Before 2015 gets here, I want to take some time today to tell you all about a book I really enjoyed this year, John Alcorn: Evolution by Design, edited by Stephen Alcorn and Marta Sironi, and published in 2013 by Moleskine. (I believe it was published here in the U.S. this past summer.) And, fortunately, I’ve got some art from it to share here at 7-Imp.
This is a beautifully-designed (book-lovers, take note) and quite comprehensive tribute to artist, designer, and children’s book illustrator John Alcorn, who died in 1992. (Back in 2012, I featured a bit of his children’s book illustrations.) Sironi, a researcher at the Centro APICE at Milan University, writes the book’s foreword, and the book’s opening piece, “Reflections on the Life and Art of My Father John Alcorn (1935-1992)” is from his son, Stephen Alcorn, also an artist and children’s book illustrator (whom I interviewed here in early 2010). In this opening piece, Stephen writes in detail about his father’s career and, with great reverence and a personal touch (the book also includes family photos), lays out the evolution of his father’s work. “At the time of writing,” he notes, “nearly a quarter of a century has gone by since my father’s passing, yet despite the passage of time, his work remains as culturally relevant today as the day it was created.”
The book is divided into four sections — the early years (“The Rise of the Merry Craftsman”), including Alcorn’s studies of abstract expressionism and representational art at Cooper Union, to his experiences at Push Pin Studios, to his apprenticeship with Lou Dorfsman; the “Sixties Heyday,” his experimentation with a more psychedelic style and his graphic design and book jacket work, a time during which most of his work was commissioned (and this section includes a piece on his children’s book work); his time in Italy during the 1970s, which includes discussions of his political satire and work for Federico Fellini (Alcorn designed the opening titles for several of his films); and, finally, Alcorn’s return to the States after he “was beginning to feel as if he had exhausted the creative challenges and professional opportunities Italy had to offer.”
Redbook, January 1966
The book, so elegantly designed, reproduces in color around 500 of Alcorn’s graphic compositions and illustrations, including children’s book illustrations, book jackets and slipcase designs, logos, magazine covers and editorial illustrations, drawings, paintings (some previously unpublished and some printed alongside preparatory drawings), portraits, advertisements (including early newspaper advertisements), poster designs (including political posters from the ’70s), and even billboards — this from an artist who worked in many mediums and styles.
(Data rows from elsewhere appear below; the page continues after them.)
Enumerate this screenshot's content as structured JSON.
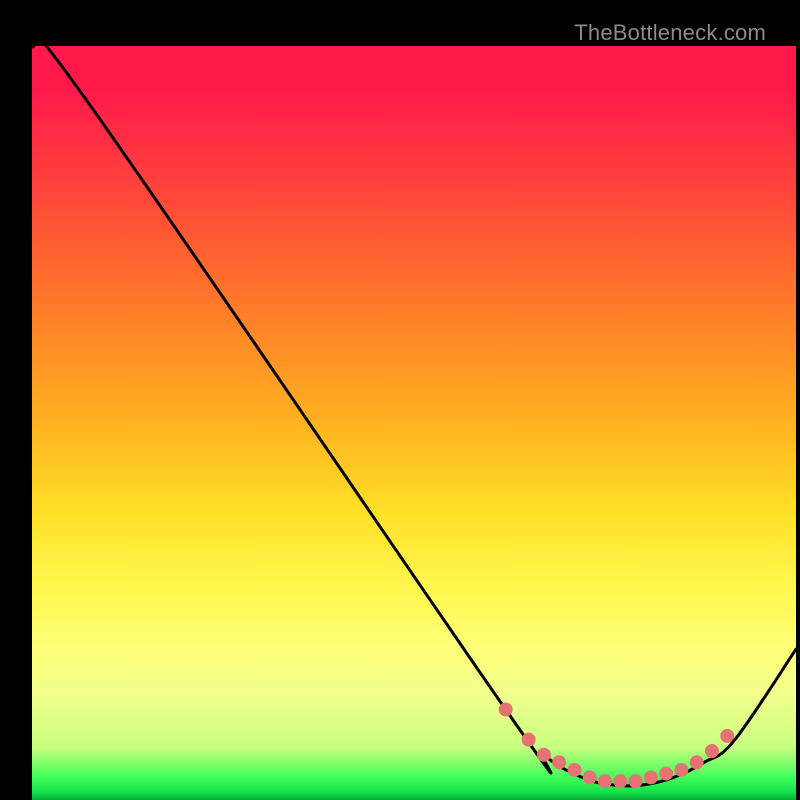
{
  "watermark": "TheBottleneck.com",
  "colors": {
    "line": "#000000",
    "marker": "#e57373",
    "background": "#000000"
  },
  "chart_data": {
    "type": "line",
    "title": "",
    "xlabel": "",
    "ylabel": "",
    "xlim": [
      0,
      100
    ],
    "ylim": [
      0,
      100
    ],
    "series": [
      {
        "name": "curve",
        "x": [
          0,
          7,
          62,
          67,
          72,
          76,
          80,
          84,
          88,
          92,
          100
        ],
        "y": [
          100,
          93,
          12,
          6,
          3,
          2,
          2,
          3,
          5,
          8,
          20
        ]
      }
    ],
    "markers": {
      "name": "highlight-points",
      "x": [
        62,
        65,
        67,
        69,
        71,
        73,
        75,
        77,
        79,
        81,
        83,
        85,
        87,
        89,
        91
      ],
      "y": [
        12,
        8,
        6,
        5,
        4,
        3,
        2.5,
        2.5,
        2.5,
        3,
        3.5,
        4,
        5,
        6.5,
        8.5
      ]
    }
  }
}
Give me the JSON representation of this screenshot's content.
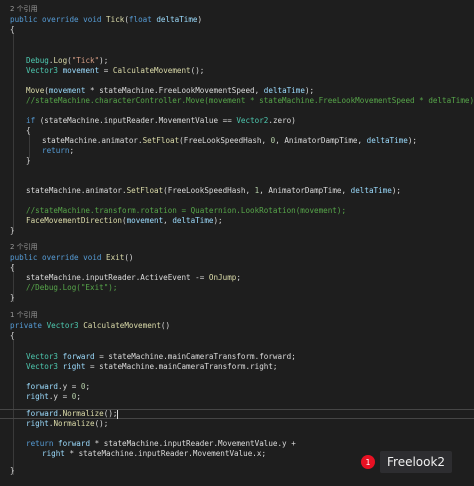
{
  "editor": {
    "references": [
      "2 个引用",
      "2 个引用",
      "1 个引用"
    ],
    "tick": {
      "sig": [
        "public",
        "override",
        "void",
        "Tick",
        "(",
        "float",
        "deltaTime",
        ")"
      ],
      "debug": [
        "Debug",
        ".",
        "Log",
        "(",
        "\"Tick\"",
        ");"
      ],
      "movement_decl": [
        "Vector3",
        "movement",
        "=",
        "CalculateMovement",
        "();"
      ],
      "move_call": [
        "Move",
        "(",
        "movement",
        "*",
        "stateMachine.",
        "FreeLookMovementSpeed",
        ",",
        "deltaTime",
        ");"
      ],
      "comment_move": "//stateMachine.characterController.Move(movement * stateMachine.FreeLookMovementSpeed * deltaTime);",
      "if_line": [
        "if",
        "(stateMachine.inputReader.MovementValue",
        "==",
        "Vector2",
        ".zero)"
      ],
      "setfloat_zero": [
        "stateMachine.animator.",
        "SetFloat",
        "(FreeLookSpeedHash,",
        "0",
        ", AnimatorDampTime,",
        "deltaTime",
        ");"
      ],
      "return_kw": "return",
      "setfloat_one": [
        "stateMachine.animator.",
        "SetFloat",
        "(FreeLookSpeedHash,",
        "1",
        ", AnimatorDampTime,",
        "deltaTime",
        ");"
      ],
      "comment_rotation": "//stateMachine.transform.rotation = Quaternion.LookRotation(movement);",
      "face_call": [
        "FaceMovementDirection",
        "(",
        "movement",
        ",",
        "deltaTime",
        ");"
      ]
    },
    "exit": {
      "sig": [
        "public",
        "override",
        "void",
        "Exit",
        "()"
      ],
      "unsubscribe": [
        "stateMachine.inputReader.ActiveEvent",
        "-=",
        "OnJump",
        ";"
      ],
      "comment_debug": "//Debug.Log(\"Exit\");"
    },
    "calc": {
      "sig": [
        "private",
        "Vector3",
        "CalculateMovement",
        "()"
      ],
      "forward_decl": [
        "Vector3",
        "forward",
        "= stateMachine.mainCameraTransform.forward;"
      ],
      "right_decl": [
        "Vector3",
        "right",
        "= stateMachine.mainCameraTransform.right;"
      ],
      "forward_y": [
        "forward",
        ".y =",
        "0",
        ";"
      ],
      "right_y": [
        "right",
        ".y =",
        "0",
        ";"
      ],
      "forward_norm": [
        "forward",
        ".",
        "Normalize",
        "();"
      ],
      "right_norm": [
        "right",
        ".",
        "Normalize",
        "();"
      ],
      "return_line": [
        "return",
        "forward",
        "* stateMachine.inputReader.MovementValue.y +"
      ],
      "return_cont": [
        "right",
        "* stateMachine.inputReader.MovementValue.x;"
      ]
    },
    "braces": {
      "open": "{",
      "close": "}"
    }
  },
  "notification": {
    "count": "1",
    "label": "Freelook2"
  }
}
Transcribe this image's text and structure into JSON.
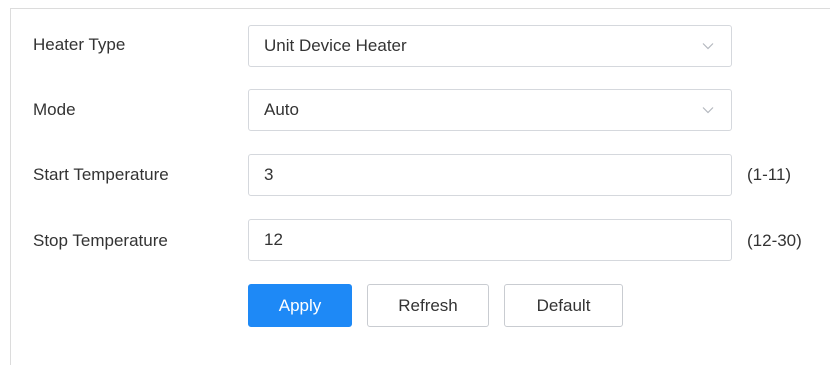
{
  "form": {
    "heater_type": {
      "label": "Heater Type",
      "value": "Unit Device Heater"
    },
    "mode": {
      "label": "Mode",
      "value": "Auto"
    },
    "start_temperature": {
      "label": "Start Temperature",
      "value": "3",
      "range": "(1-11)"
    },
    "stop_temperature": {
      "label": "Stop Temperature",
      "value": "12",
      "range": "(12-30)"
    }
  },
  "buttons": {
    "apply": "Apply",
    "refresh": "Refresh",
    "default": "Default"
  },
  "icons": {
    "dropdown": "chevron-down-icon"
  },
  "colors": {
    "primary": "#1e89f6",
    "border": "#d5d8dd"
  }
}
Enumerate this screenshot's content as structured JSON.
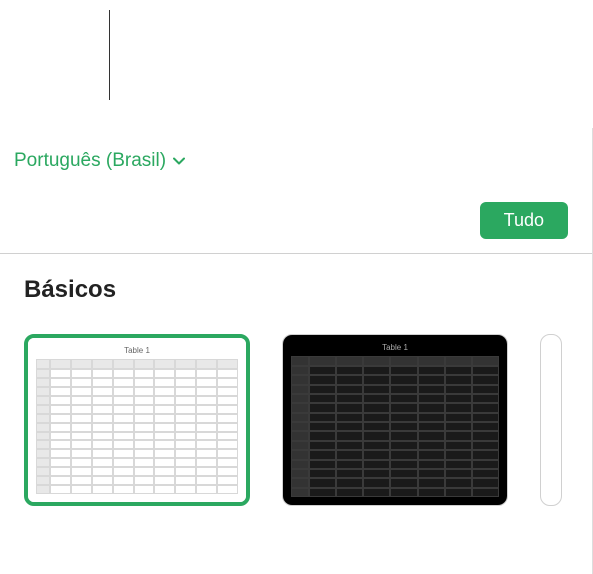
{
  "header": {
    "language": "Português (Brasil)",
    "filter_button": "Tudo"
  },
  "content": {
    "category_title": "Básicos",
    "templates": [
      {
        "label": "Table 1",
        "theme": "light",
        "selected": true
      },
      {
        "label": "Table 1",
        "theme": "dark",
        "selected": false
      }
    ]
  }
}
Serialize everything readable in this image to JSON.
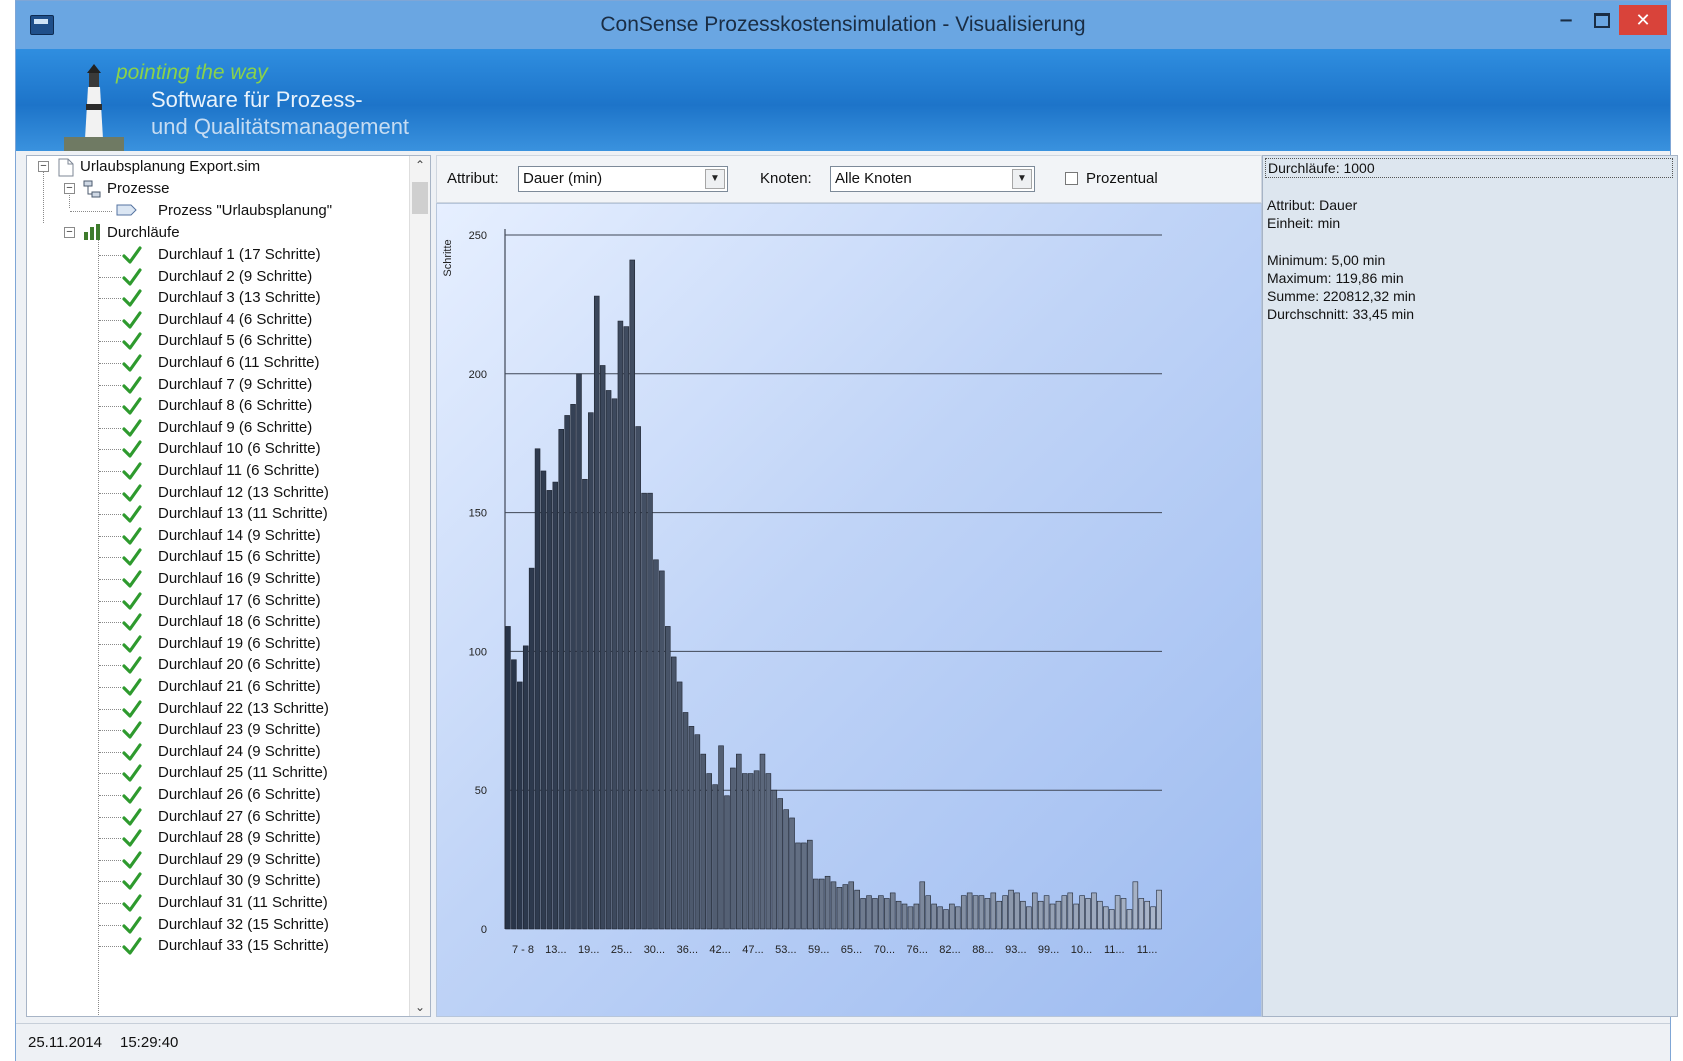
{
  "window": {
    "title": "ConSense Prozesskostensimulation - Visualisierung",
    "minimize": "−",
    "close": "✕"
  },
  "banner": {
    "tagline": "pointing the way",
    "line1": "Software für Prozess-",
    "line2": "und Qualitätsmanagement"
  },
  "tree": {
    "root": "Urlaubsplanung Export.sim",
    "processes_folder": "Prozesse",
    "process_item": "Prozess \"Urlaubsplanung\"",
    "runs_folder": "Durchläufe",
    "runs": [
      "Durchlauf 1 (17 Schritte)",
      "Durchlauf 2 (9 Schritte)",
      "Durchlauf 3 (13 Schritte)",
      "Durchlauf 4 (6 Schritte)",
      "Durchlauf 5 (6 Schritte)",
      "Durchlauf 6 (11 Schritte)",
      "Durchlauf 7 (9 Schritte)",
      "Durchlauf 8 (6 Schritte)",
      "Durchlauf 9 (6 Schritte)",
      "Durchlauf 10 (6 Schritte)",
      "Durchlauf 11 (6 Schritte)",
      "Durchlauf 12 (13 Schritte)",
      "Durchlauf 13 (11 Schritte)",
      "Durchlauf 14 (9 Schritte)",
      "Durchlauf 15 (6 Schritte)",
      "Durchlauf 16 (9 Schritte)",
      "Durchlauf 17 (6 Schritte)",
      "Durchlauf 18 (6 Schritte)",
      "Durchlauf 19 (6 Schritte)",
      "Durchlauf 20 (6 Schritte)",
      "Durchlauf 21 (6 Schritte)",
      "Durchlauf 22 (13 Schritte)",
      "Durchlauf 23 (9 Schritte)",
      "Durchlauf 24 (9 Schritte)",
      "Durchlauf 25 (11 Schritte)",
      "Durchlauf 26 (6 Schritte)",
      "Durchlauf 27 (6 Schritte)",
      "Durchlauf 28 (9 Schritte)",
      "Durchlauf 29 (9 Schritte)",
      "Durchlauf 30 (9 Schritte)",
      "Durchlauf 31 (11 Schritte)",
      "Durchlauf 32 (15 Schritte)",
      "Durchlauf 33 (15 Schritte)"
    ]
  },
  "toolbar": {
    "attribute_label": "Attribut:",
    "attribute_value": "Dauer (min)",
    "node_label": "Knoten:",
    "node_value": "Alle Knoten",
    "percent_label": "Prozentual",
    "percent_checked": false
  },
  "info": {
    "runs": "Durchläufe: 1000",
    "attribute": "Attribut: Dauer",
    "unit": "Einheit: min",
    "minimum": "Minimum: 5,00 min",
    "maximum": "Maximum: 119,86 min",
    "sum": "Summe: 220812,32 min",
    "average": "Durchschnitt: 33,45 min"
  },
  "status": {
    "date": "25.11.2014",
    "time": "15:29:40"
  },
  "chart_data": {
    "type": "bar",
    "ylabel": "Schritte",
    "ylim": [
      0,
      250
    ],
    "yticks": [
      0,
      50,
      100,
      150,
      200,
      250
    ],
    "grid": true,
    "xtick_labels": [
      "7 - 8",
      "13...",
      "19...",
      "25...",
      "30...",
      "36...",
      "42...",
      "47...",
      "53...",
      "59...",
      "65...",
      "70...",
      "76...",
      "82...",
      "88...",
      "93...",
      "99...",
      "10...",
      "11...",
      "11..."
    ],
    "values": [
      109,
      97,
      89,
      102,
      130,
      173,
      165,
      158,
      161,
      180,
      185,
      189,
      200,
      162,
      186,
      228,
      203,
      194,
      191,
      219,
      217,
      241,
      181,
      157,
      157,
      133,
      129,
      109,
      98,
      89,
      78,
      73,
      70,
      63,
      56,
      52,
      66,
      48,
      58,
      63,
      56,
      56,
      57,
      63,
      56,
      50,
      47,
      43,
      40,
      31,
      31,
      32,
      18,
      18,
      19,
      17,
      15,
      16,
      17,
      14,
      11,
      12,
      11,
      12,
      11,
      13,
      10,
      9,
      8,
      9,
      17,
      12,
      9,
      8,
      7,
      9,
      8,
      12,
      13,
      12,
      12,
      11,
      13,
      10,
      12,
      14,
      13,
      10,
      8,
      13,
      10,
      12,
      9,
      10,
      12,
      13,
      9,
      12,
      11,
      13,
      10,
      8,
      7,
      12,
      11,
      7,
      17,
      11,
      10,
      8,
      14
    ]
  }
}
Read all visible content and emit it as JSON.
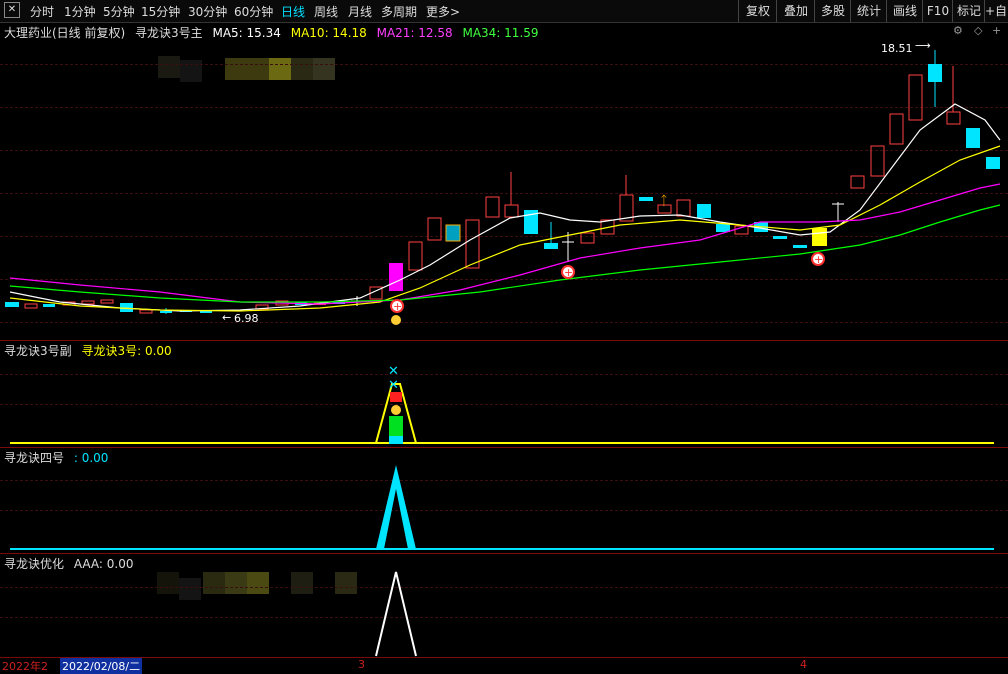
{
  "toolbar": {
    "close_icon": "close-icon",
    "periods": [
      "分时",
      "1分钟",
      "5分钟",
      "15分钟",
      "30分钟",
      "60分钟",
      "日线",
      "周线",
      "月线",
      "多周期",
      "更多>"
    ],
    "active_period": "日线",
    "right_buttons": [
      "复权",
      "叠加",
      "多股",
      "统计",
      "画线",
      "F10",
      "标记",
      "+自选"
    ]
  },
  "main_panel": {
    "stock_title": "大理药业(日线 前复权)",
    "indicator_name": "寻龙诀3号主",
    "ma5": "MA5: 15.34",
    "ma10": "MA10: 14.18",
    "ma21": "MA21: 12.58",
    "ma34": "MA34: 11.59",
    "high_label": "18.51",
    "low_label": "6.98",
    "colors": {
      "ma5": "#ffffff",
      "ma10": "#ffff00",
      "ma21": "#ff00ff",
      "ma34": "#00ff00",
      "up": "#ff4040",
      "down": "#00e5ff"
    }
  },
  "panel2": {
    "title": "寻龙诀3号副",
    "value_label": "寻龙诀3号: 0.00"
  },
  "panel3": {
    "title": "寻龙诀四号",
    "value_label": ": 0.00"
  },
  "panel4": {
    "title": "寻龙诀优化",
    "value_label": "AAA: 0.00"
  },
  "datebar": {
    "year_label": "2022年2",
    "cursor_date": "2022/02/08/二",
    "tick_3": "3",
    "tick_4": "4"
  }
}
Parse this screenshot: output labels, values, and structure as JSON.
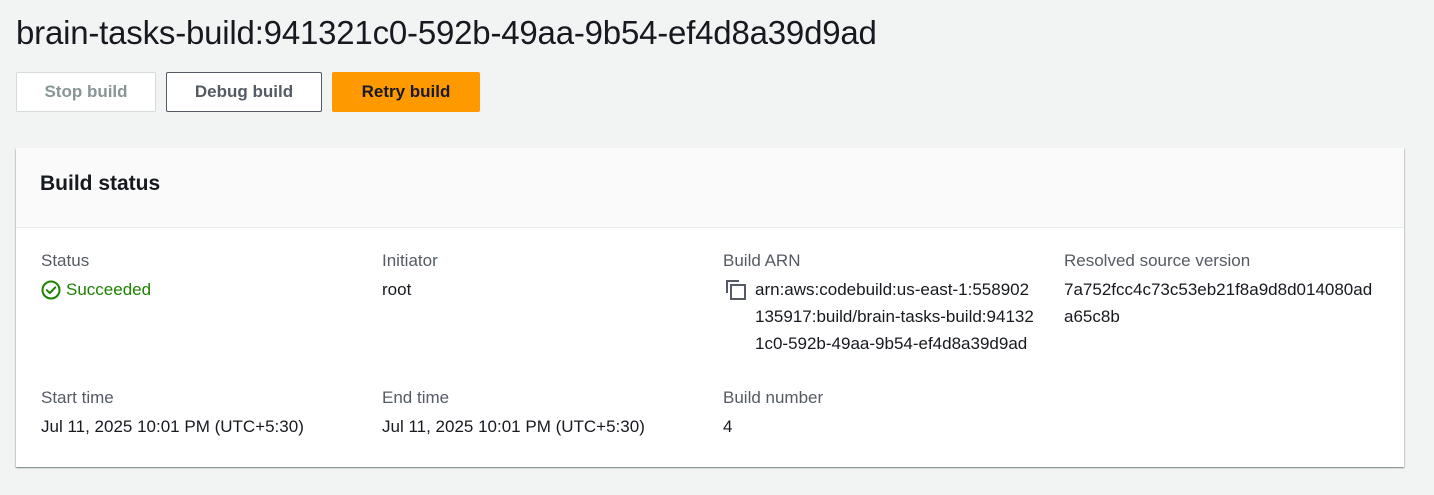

It is a treasure trove of information for fans of his design, typography, and illustration work, as well as anyone interested in illustration and visual communication.
It’s a fascinating and thorough look at an artist who has played an important role in graphic design and advertising both here in the United States and in Europe.
Below are some more images from the book. …
Menley & James, art director; Murray Jacobs, 1969
This, Alcorn’s first interpretation of “Eight Days a Week,” was considered
“too licentious” and was rejected. To see the second image, the one the publishers included in the book, click this image to enlarge it.
(Click second image to enlarge and see spread in its entirety)
pen, sepia ink and watercolor on paper, 1975
(Click to enlarge and see final book jacket)
JOHN ALCORN: EVOLUTION BY DESIGN. © 2013 Moleskine SpA. © 2013 Stephen Alcorn. © 2013 Università degli Studi di Milano, Centro Apice. Images reproduced by permission of the publisher, Moleskine SpA.
Note for any new readers: 7-Imp’s 7 Kicks is a weekly meeting ground for taking some time to reflect on Seven(ish) Exceptionally Fabulous, Beautiful, Interesting, Hilarious, or Otherwise Positive Noteworthy Things from the past week, whether book-related or not, that happened to you. New kickers are always welcome.
1) Two whole days with no work whatsoever! (The up side to freelance work you can do from home is your very flexible schedule, year-long; the down side is you don’t really get time off like other people during the holidays, but it’s hardly as if I’m complaining either, ’cause that year-long flexible schedule? I love it. A lot.)
2) Good novels.
3) Good novels that are good read-alouds.
4) Calendars. (Well, I can’t help it. Once a nerd, always a nerd.)
5) Toy purges with a nine- and ten-year old.
7) That I have a family and a roof over our heads and food on our plates and warm blankets and good music to hear and good books to read and good art to see and warm cocoa. That about covers it. I’m grateful.
BONUS: My favorite gift? This album-sized limited edition print about one of my favorite songs ever:
What are YOUR kicks this week?